▶ RECORDS SUPPLIED:
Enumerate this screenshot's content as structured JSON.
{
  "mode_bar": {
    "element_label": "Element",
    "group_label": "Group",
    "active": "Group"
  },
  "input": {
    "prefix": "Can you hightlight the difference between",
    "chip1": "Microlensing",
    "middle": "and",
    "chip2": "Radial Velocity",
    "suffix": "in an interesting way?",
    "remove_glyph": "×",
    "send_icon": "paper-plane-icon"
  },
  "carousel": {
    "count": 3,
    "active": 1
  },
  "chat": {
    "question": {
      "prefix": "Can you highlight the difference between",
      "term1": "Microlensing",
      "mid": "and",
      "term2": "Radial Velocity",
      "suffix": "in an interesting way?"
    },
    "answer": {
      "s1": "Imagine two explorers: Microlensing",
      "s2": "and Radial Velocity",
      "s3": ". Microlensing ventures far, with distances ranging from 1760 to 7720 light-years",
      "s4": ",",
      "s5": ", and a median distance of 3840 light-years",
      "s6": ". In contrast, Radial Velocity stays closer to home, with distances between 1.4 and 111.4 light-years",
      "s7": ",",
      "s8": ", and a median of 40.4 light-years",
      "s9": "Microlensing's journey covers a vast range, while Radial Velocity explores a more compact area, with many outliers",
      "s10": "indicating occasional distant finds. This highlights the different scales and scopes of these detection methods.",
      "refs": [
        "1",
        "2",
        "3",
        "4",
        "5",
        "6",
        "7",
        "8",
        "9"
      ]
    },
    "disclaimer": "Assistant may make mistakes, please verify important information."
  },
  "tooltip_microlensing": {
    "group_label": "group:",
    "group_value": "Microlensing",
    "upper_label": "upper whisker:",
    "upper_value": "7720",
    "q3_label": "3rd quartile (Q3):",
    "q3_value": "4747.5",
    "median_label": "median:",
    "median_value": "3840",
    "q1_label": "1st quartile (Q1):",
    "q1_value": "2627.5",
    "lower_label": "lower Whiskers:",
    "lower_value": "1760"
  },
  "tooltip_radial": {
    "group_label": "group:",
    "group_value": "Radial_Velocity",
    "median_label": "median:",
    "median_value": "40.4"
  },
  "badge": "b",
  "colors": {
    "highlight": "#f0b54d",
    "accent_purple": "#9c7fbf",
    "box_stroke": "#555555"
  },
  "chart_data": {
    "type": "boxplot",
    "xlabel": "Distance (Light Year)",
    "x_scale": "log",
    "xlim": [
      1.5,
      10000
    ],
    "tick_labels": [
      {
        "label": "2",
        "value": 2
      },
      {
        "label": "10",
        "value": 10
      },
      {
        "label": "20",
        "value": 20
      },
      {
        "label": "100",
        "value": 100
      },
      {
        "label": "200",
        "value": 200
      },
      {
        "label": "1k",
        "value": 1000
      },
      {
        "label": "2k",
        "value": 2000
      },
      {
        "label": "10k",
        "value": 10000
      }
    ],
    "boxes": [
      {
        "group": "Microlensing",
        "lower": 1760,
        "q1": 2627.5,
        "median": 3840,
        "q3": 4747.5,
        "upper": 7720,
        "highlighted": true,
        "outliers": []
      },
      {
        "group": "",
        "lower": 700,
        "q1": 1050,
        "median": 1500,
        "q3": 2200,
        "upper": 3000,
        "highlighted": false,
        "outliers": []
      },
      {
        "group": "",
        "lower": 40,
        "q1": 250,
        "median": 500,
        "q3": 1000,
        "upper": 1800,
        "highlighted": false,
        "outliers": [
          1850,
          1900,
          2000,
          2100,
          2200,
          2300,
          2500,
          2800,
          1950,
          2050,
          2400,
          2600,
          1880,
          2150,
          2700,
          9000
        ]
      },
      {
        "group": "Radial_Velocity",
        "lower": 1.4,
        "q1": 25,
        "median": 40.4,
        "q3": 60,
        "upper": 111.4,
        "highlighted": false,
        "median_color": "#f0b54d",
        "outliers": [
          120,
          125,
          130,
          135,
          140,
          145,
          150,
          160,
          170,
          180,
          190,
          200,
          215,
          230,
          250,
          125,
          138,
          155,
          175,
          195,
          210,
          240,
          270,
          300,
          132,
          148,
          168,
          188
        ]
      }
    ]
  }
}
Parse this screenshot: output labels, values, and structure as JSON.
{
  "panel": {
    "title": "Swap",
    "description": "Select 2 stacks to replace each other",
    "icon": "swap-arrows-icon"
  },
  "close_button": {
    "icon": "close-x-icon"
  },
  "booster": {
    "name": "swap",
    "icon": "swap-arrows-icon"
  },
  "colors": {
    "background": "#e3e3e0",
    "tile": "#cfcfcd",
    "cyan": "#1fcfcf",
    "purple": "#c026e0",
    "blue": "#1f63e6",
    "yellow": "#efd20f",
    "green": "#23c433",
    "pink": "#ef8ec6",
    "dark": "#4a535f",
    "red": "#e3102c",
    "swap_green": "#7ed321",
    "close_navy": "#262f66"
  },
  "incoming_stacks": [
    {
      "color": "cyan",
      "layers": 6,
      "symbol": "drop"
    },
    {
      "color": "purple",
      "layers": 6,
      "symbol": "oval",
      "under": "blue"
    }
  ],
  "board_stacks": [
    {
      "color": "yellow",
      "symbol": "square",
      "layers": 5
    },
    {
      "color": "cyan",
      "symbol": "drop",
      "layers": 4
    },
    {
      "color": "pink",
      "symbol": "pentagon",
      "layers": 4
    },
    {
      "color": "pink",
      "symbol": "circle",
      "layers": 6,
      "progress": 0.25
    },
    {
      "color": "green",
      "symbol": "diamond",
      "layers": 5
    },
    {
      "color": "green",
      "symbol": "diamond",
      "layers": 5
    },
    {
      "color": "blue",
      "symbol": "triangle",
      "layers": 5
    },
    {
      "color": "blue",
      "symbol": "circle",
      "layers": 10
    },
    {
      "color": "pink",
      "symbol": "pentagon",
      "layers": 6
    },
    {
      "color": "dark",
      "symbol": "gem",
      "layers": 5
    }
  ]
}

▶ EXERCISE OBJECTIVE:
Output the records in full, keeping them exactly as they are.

▶ WRITTEN SOLUTION:
Enumerate this screenshot's content as structured JSON.
{
  "mode_bar": {
    "element_label": "Element",
    "group_label": "Group",
    "active": "Group"
  },
  "input": {
    "prefix": "Can you hightlight the difference between",
    "chip1": "Microlensing",
    "middle": "and",
    "chip2": "Radial Velocity",
    "suffix": "in an interesting way?",
    "remove_glyph": "×",
    "send_icon": "paper-plane-icon"
  },
  "carousel": {
    "count": 3,
    "active": 1
  },
  "chat": {
    "question": {
      "prefix": "Can you highlight the difference between",
      "term1": "Microlensing",
      "mid": "and",
      "term2": "Radial Velocity",
      "suffix": "in an interesting way?"
    },
    "answer": {
      "s1": "Imagine two explorers: Microlensing",
      "s2": "and Radial Velocity",
      "s3": ". Microlensing ventures far, with distances ranging from 1760 to 7720 light-years",
      "s4": ",",
      "s5": ", and a median distance of 3840 light-years",
      "s6": ". In contrast, Radial Velocity stays closer to home, with distances between 1.4 and 111.4 light-years",
      "s7": ",",
      "s8": ", and a median of 40.4 light-years",
      "s9": "Microlensing's journey covers a vast range, while Radial Velocity explores a more compact area, with many outliers",
      "s10": "indicating occasional distant finds. This highlights the different scales and scopes of these detection methods.",
      "refs": [
        "1",
        "2",
        "3",
        "4",
        "5",
        "6",
        "7",
        "8",
        "9"
      ]
    },
    "disclaimer": "Assistant may make mistakes, please verify important information."
  },
  "tooltip_microlensing": {
    "group_label": "group:",
    "group_value": "Microlensing",
    "upper_label": "upper whisker:",
    "upper_value": "7720",
    "q3_label": "3rd quartile (Q3):",
    "q3_value": "4747.5",
    "median_label": "median:",
    "median_value": "3840",
    "q1_label": "1st quartile (Q1):",
    "q1_value": "2627.5",
    "lower_label": "lower Whiskers:",
    "lower_value": "1760"
  },
  "tooltip_radial": {
    "group_label": "group:",
    "group_value": "Radial_Velocity",
    "median_label": "median:",
    "median_value": "40.4"
  },
  "badge": "b",
  "colors": {
    "highlight": "#f0b54d",
    "accent_purple": "#9c7fbf",
    "box_stroke": "#555555"
  },
  "chart_data": {
    "type": "boxplot",
    "xlabel": "Distance (Light Year)",
    "x_scale": "log",
    "xlim": [
      1.5,
      10000
    ],
    "tick_labels": [
      {
        "label": "2",
        "value": 2
      },
      {
        "label": "10",
        "value": 10
      },
      {
        "label": "20",
        "value": 20
      },
      {
        "label": "100",
        "value": 100
      },
      {
        "label": "200",
        "value": 200
      },
      {
        "label": "1k",
        "value": 1000
      },
      {
        "label": "2k",
        "value": 2000
      },
      {
        "label": "10k",
        "value": 10000
      }
    ],
    "boxes": [
      {
        "group": "Microlensing",
        "lower": 1760,
        "q1": 2627.5,
        "median": 3840,
        "q3": 4747.5,
        "upper": 7720,
        "highlighted": true,
        "outliers": []
      },
      {
        "group": "",
        "lower": 700,
        "q1": 1050,
        "median": 1500,
        "q3": 2200,
        "upper": 3000,
        "highlighted": false,
        "outliers": []
      },
      {
        "group": "",
        "lower": 40,
        "q1": 250,
        "median": 500,
        "q3": 1000,
        "upper": 1800,
        "highlighted": false,
        "outliers": [
          1850,
          1900,
          2000,
          2100,
          2200,
          2300,
          2500,
          2800,
          1950,
          2050,
          2400,
          2600,
          1880,
          2150,
          2700,
          9000
        ]
      },
      {
        "group": "Radial_Velocity",
        "lower": 1.4,
        "q1": 25,
        "median": 40.4,
        "q3": 60,
        "upper": 111.4,
        "highlighted": false,
        "median_color": "#f0b54d",
        "outliers": [
          120,
          125,
          130,
          135,
          140,
          145,
          150,
          160,
          170,
          180,
          190,
          200,
          215,
          230,
          250,
          125,
          138,
          155,
          175,
          195,
          210,
          240,
          270,
          300,
          132,
          148,
          168,
          188
        ]
      }
    ]
  }
}
Parse this screenshot: output labels, values, and structure as JSON.
{
  "panel": {
    "title": "Swap",
    "description": "Select 2 stacks to replace each other",
    "icon": "swap-arrows-icon"
  },
  "close_button": {
    "icon": "close-x-icon"
  },
  "booster": {
    "name": "swap",
    "icon": "swap-arrows-icon"
  },
  "colors": {
    "background": "#e3e3e0",
    "tile": "#cfcfcd",
    "cyan": "#1fcfcf",
    "purple": "#c026e0",
    "blue": "#1f63e6",
    "yellow": "#efd20f",
    "green": "#23c433",
    "pink": "#ef8ec6",
    "dark": "#4a535f",
    "red": "#e3102c",
    "swap_green": "#7ed321",
    "close_navy": "#262f66"
  },
  "incoming_stacks": [
    {
      "color": "cyan",
      "layers": 6,
      "symbol": "drop"
    },
    {
      "color": "purple",
      "layers": 6,
      "symbol": "oval",
      "under": "blue"
    }
  ],
  "board_stacks": [
    {
      "color": "yellow",
      "symbol": "square",
      "layers": 5
    },
    {
      "color": "cyan",
      "symbol": "drop",
      "layers": 4
    },
    {
      "color": "pink",
      "symbol": "pentagon",
      "layers": 4
    },
    {
      "color": "pink",
      "symbol": "circle",
      "layers": 6,
      "progress": 0.25
    },
    {
      "color": "green",
      "symbol": "diamond",
      "layers": 5
    },
    {
      "color": "green",
      "symbol": "diamond",
      "layers": 5
    },
    {
      "color": "blue",
      "symbol": "triangle",
      "layers": 5
    },
    {
      "color": "blue",
      "symbol": "circle",
      "layers": 10
    },
    {
      "color": "pink",
      "symbol": "pentagon",
      "layers": 6
    },
    {
      "color": "dark",
      "symbol": "gem",
      "layers": 5
    }
  ]
}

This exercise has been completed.